→ The problem:
If a line below contains "views", add it to your tally, then answer with the tally alone.
┌────────
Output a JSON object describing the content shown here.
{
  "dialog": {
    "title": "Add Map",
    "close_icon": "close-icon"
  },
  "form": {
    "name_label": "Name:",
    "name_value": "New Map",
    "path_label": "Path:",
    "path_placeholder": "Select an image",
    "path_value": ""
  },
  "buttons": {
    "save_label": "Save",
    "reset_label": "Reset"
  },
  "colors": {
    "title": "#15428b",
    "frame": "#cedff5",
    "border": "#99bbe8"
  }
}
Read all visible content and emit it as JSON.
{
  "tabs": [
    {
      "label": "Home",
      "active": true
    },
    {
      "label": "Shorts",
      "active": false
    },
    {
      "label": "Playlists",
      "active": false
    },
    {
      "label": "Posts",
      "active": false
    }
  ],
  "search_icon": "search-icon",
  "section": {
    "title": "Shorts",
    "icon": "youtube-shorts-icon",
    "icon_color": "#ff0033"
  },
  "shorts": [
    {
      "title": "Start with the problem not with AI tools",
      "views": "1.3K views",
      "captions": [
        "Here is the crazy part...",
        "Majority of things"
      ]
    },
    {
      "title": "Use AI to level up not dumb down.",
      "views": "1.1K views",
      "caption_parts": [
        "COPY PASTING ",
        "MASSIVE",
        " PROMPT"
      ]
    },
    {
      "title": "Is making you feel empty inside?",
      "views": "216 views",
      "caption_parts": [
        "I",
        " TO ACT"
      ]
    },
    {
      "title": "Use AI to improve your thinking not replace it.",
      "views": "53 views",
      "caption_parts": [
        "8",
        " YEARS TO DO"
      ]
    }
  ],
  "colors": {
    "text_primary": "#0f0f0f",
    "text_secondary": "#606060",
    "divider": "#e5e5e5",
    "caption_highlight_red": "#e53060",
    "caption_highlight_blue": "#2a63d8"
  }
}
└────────
→ Task answer:
4